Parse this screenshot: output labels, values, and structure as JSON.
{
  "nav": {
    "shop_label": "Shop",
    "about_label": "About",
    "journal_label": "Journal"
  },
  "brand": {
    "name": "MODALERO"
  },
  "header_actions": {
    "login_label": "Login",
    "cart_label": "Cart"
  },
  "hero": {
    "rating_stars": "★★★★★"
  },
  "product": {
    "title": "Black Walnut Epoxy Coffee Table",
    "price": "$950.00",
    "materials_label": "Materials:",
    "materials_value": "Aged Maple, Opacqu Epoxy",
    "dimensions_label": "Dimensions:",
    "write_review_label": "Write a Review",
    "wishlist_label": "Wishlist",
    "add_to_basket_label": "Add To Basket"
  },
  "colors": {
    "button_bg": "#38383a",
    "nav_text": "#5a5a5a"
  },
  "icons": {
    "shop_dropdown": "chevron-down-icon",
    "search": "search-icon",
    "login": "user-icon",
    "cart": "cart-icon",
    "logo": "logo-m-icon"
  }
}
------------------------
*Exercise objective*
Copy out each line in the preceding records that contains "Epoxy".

*Solution for this task*
    "title": "Black Walnut Epoxy Coffee Table",
    "materials_value": "Aged Maple, Opacqu Epoxy",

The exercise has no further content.